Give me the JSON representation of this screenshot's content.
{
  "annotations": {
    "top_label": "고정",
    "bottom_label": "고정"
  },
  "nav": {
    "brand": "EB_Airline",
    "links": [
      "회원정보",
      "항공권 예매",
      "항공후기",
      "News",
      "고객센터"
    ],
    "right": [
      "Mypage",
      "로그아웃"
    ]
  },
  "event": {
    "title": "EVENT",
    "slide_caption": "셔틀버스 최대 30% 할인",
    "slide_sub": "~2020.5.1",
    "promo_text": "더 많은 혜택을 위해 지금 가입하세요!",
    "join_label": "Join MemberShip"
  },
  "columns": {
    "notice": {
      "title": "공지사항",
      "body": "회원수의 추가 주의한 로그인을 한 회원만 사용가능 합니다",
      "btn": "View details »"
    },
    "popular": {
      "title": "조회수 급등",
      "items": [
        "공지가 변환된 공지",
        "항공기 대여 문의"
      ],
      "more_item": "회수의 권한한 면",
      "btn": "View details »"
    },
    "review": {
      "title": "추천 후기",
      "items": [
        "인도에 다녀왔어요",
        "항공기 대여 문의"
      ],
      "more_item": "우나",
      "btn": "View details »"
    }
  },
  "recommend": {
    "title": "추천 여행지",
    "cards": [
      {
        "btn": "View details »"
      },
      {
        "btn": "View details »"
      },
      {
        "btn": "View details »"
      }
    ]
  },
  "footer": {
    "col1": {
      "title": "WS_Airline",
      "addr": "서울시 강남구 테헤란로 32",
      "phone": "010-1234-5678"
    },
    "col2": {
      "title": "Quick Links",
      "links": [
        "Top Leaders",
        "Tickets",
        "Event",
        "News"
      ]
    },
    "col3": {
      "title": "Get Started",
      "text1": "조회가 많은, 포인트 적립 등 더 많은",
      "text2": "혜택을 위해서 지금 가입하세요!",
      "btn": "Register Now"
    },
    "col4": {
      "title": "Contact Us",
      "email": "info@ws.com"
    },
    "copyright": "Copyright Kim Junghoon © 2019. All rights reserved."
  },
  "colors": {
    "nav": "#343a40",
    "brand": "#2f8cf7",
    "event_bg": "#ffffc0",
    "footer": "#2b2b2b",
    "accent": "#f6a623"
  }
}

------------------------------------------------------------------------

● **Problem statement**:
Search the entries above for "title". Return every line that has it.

● **Written response**:
    "title": "EVENT",
      "title": "공지사항",
      "title": "조회수 급등",
      "title": "추천 후기",
    "title": "추천 여행지",
      "title": "WS_Airline",
      "title": "Quick Links",
      "title": "Get Started",
      "title": "Contact Us",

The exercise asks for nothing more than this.